--- START ---

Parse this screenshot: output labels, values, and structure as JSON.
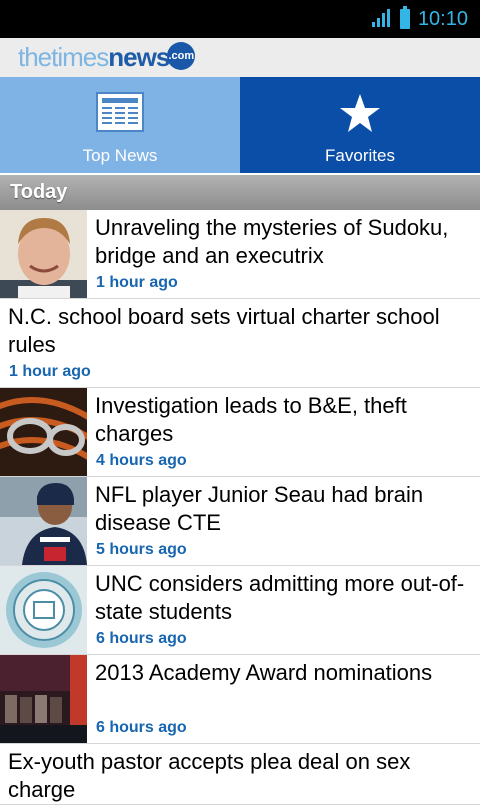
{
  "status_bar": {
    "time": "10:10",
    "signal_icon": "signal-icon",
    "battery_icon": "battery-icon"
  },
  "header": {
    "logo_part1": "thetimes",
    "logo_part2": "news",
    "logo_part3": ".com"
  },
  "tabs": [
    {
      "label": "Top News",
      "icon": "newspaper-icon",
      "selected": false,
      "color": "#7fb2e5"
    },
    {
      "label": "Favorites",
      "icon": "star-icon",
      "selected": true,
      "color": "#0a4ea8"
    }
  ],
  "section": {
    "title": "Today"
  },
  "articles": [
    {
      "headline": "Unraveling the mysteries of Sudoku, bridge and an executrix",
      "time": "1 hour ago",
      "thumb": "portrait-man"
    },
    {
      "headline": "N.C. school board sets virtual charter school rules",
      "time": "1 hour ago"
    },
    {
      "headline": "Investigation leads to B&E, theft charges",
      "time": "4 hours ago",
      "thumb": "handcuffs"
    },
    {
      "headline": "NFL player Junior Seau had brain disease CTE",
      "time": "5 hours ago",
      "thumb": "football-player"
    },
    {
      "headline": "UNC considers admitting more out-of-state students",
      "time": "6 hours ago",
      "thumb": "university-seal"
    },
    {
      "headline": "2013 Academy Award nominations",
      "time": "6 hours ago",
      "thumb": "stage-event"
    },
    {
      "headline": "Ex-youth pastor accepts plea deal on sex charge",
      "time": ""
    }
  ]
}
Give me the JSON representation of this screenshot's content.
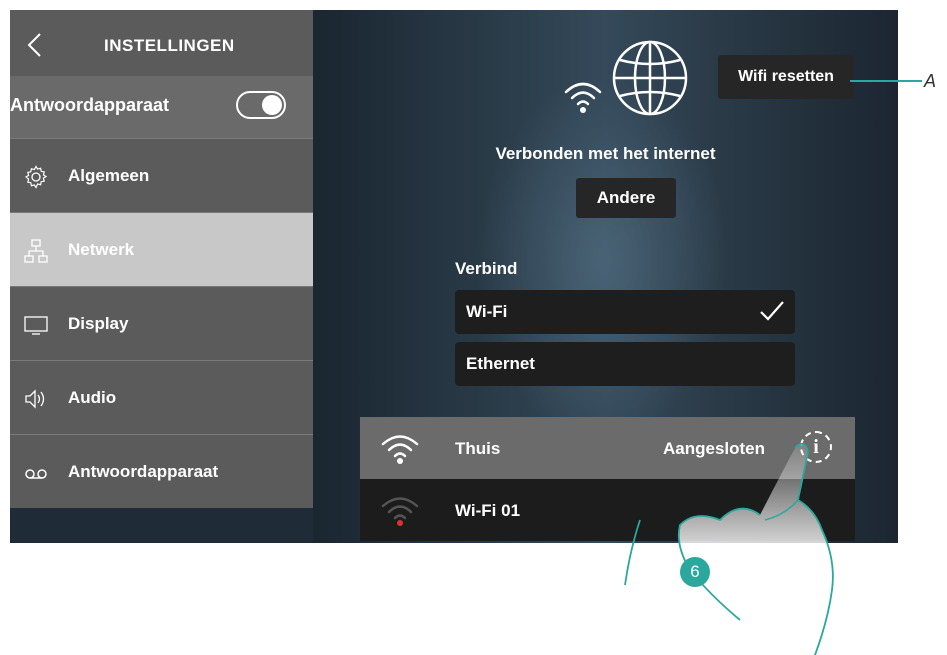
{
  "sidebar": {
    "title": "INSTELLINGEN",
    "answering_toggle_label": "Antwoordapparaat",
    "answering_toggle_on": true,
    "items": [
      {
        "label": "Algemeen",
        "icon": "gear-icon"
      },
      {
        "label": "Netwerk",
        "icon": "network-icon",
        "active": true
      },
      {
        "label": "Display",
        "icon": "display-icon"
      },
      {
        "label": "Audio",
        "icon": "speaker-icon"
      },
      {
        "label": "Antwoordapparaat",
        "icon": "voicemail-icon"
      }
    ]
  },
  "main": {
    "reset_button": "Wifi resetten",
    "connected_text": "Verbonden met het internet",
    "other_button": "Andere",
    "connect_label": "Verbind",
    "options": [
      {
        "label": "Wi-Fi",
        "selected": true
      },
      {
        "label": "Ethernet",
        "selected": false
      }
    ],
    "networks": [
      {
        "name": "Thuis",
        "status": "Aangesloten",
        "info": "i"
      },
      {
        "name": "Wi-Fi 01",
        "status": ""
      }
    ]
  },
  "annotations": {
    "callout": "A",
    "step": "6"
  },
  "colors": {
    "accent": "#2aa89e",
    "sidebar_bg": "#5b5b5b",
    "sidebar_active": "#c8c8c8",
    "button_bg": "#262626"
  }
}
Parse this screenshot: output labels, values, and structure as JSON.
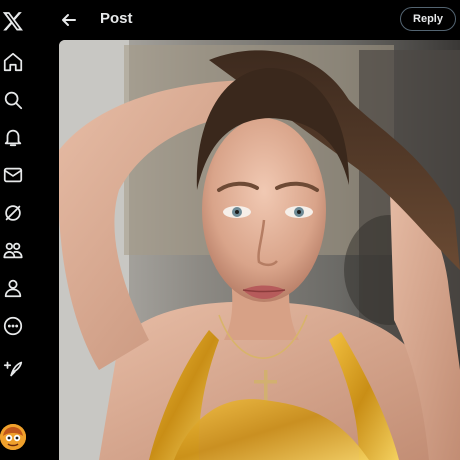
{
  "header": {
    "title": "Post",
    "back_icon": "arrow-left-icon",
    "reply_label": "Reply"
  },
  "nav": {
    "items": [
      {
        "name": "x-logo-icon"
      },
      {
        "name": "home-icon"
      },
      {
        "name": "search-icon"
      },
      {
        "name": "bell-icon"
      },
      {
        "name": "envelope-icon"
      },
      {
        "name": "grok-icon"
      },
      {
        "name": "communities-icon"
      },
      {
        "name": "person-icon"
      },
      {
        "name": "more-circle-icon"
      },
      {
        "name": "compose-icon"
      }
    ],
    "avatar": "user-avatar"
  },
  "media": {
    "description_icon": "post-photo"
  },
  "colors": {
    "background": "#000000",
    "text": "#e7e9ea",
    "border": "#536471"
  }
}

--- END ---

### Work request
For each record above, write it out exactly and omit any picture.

### Answer to the exercise
Parse this screenshot: output labels, values, and structure as JSON.
{
  "status_bar": {
    "time": "10:10",
    "signal_icon": "signal-icon",
    "battery_icon": "battery-icon"
  },
  "header": {
    "logo_part1": "thetimes",
    "logo_part2": "news",
    "logo_part3": ".com"
  },
  "tabs": [
    {
      "label": "Top News",
      "icon": "newspaper-icon",
      "selected": false,
      "color": "#7fb2e5"
    },
    {
      "label": "Favorites",
      "icon": "star-icon",
      "selected": true,
      "color": "#0a4ea8"
    }
  ],
  "section": {
    "title": "Today"
  },
  "articles": [
    {
      "headline": "Unraveling the mysteries of Sudoku, bridge and an executrix",
      "time": "1 hour ago",
      "thumb": "portrait-man"
    },
    {
      "headline": "N.C. school board sets virtual charter school rules",
      "time": "1 hour ago"
    },
    {
      "headline": "Investigation leads to B&E, theft charges",
      "time": "4 hours ago",
      "thumb": "handcuffs"
    },
    {
      "headline": "NFL player Junior Seau had brain disease CTE",
      "time": "5 hours ago",
      "thumb": "football-player"
    },
    {
      "headline": "UNC considers admitting more out-of-state students",
      "time": "6 hours ago",
      "thumb": "university-seal"
    },
    {
      "headline": "2013 Academy Award nominations",
      "time": "6 hours ago",
      "thumb": "stage-event"
    },
    {
      "headline": "Ex-youth pastor accepts plea deal on sex charge",
      "time": ""
    }
  ]
}
Give me the JSON representation of this screenshot's content.
{
  "sidebar": {
    "title": "INSTELLINGEN",
    "answering_toggle_label": "Antwoordapparaat",
    "answering_toggle_on": true,
    "items": [
      {
        "label": "Algemeen",
        "icon": "gear-icon"
      },
      {
        "label": "Netwerk",
        "icon": "network-icon",
        "active": true
      },
      {
        "label": "Display",
        "icon": "display-icon"
      },
      {
        "label": "Audio",
        "icon": "speaker-icon"
      },
      {
        "label": "Antwoordapparaat",
        "icon": "voicemail-icon"
      }
    ]
  },
  "main": {
    "reset_button": "Wifi resetten",
    "connected_text": "Verbonden met het internet",
    "other_button": "Andere",
    "connect_label": "Verbind",
    "options": [
      {
        "label": "Wi-Fi",
        "selected": true
      },
      {
        "label": "Ethernet",
        "selected": false
      }
    ],
    "networks": [
      {
        "name": "Thuis",
        "status": "Aangesloten",
        "info": "i"
      },
      {
        "name": "Wi-Fi 01",
        "status": ""
      }
    ]
  },
  "annotations": {
    "callout": "A",
    "step": "6"
  },
  "colors": {
    "accent": "#2aa89e",
    "sidebar_bg": "#5b5b5b",
    "sidebar_active": "#c8c8c8",
    "button_bg": "#262626"
  }
}
Parse this screenshot: output labels, values, and structure as JSON.
{
  "header": {
    "title": "Post",
    "back_icon": "arrow-left-icon",
    "reply_label": "Reply"
  },
  "nav": {
    "items": [
      {
        "name": "x-logo-icon"
      },
      {
        "name": "home-icon"
      },
      {
        "name": "search-icon"
      },
      {
        "name": "bell-icon"
      },
      {
        "name": "envelope-icon"
      },
      {
        "name": "grok-icon"
      },
      {
        "name": "communities-icon"
      },
      {
        "name": "person-icon"
      },
      {
        "name": "more-circle-icon"
      },
      {
        "name": "compose-icon"
      }
    ],
    "avatar": "user-avatar"
  },
  "media": {
    "description_icon": "post-photo"
  },
  "colors": {
    "background": "#000000",
    "text": "#e7e9ea",
    "border": "#536471"
  }
}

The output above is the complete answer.